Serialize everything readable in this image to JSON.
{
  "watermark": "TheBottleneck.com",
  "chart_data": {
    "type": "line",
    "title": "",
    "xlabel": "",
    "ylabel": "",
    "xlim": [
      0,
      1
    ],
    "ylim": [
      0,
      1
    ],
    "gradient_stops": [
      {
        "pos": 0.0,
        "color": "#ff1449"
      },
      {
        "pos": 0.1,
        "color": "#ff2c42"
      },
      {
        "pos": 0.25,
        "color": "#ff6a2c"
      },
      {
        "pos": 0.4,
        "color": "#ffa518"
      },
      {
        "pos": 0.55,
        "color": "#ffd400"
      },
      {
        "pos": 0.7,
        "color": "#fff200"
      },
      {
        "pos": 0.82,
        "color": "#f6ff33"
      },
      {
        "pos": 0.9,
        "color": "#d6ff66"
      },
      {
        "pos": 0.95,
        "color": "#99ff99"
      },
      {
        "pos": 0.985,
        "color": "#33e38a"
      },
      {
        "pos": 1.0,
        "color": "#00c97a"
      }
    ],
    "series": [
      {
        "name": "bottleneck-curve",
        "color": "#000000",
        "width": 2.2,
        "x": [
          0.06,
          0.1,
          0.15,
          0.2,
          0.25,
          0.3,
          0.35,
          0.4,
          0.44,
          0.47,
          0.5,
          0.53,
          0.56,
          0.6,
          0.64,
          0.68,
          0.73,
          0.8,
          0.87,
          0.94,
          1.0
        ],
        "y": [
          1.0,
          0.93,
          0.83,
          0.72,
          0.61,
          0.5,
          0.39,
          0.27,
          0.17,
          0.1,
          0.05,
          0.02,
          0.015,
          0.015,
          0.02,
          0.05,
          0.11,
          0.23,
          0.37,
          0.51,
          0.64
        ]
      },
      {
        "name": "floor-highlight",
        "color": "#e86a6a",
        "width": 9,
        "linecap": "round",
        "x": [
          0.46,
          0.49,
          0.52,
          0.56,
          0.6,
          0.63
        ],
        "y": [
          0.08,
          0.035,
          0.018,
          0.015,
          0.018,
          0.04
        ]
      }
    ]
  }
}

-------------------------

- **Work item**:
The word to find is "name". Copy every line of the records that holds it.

- **Exercise output**:
        "name": "bottleneck-curve",
        "name": "floor-highlight",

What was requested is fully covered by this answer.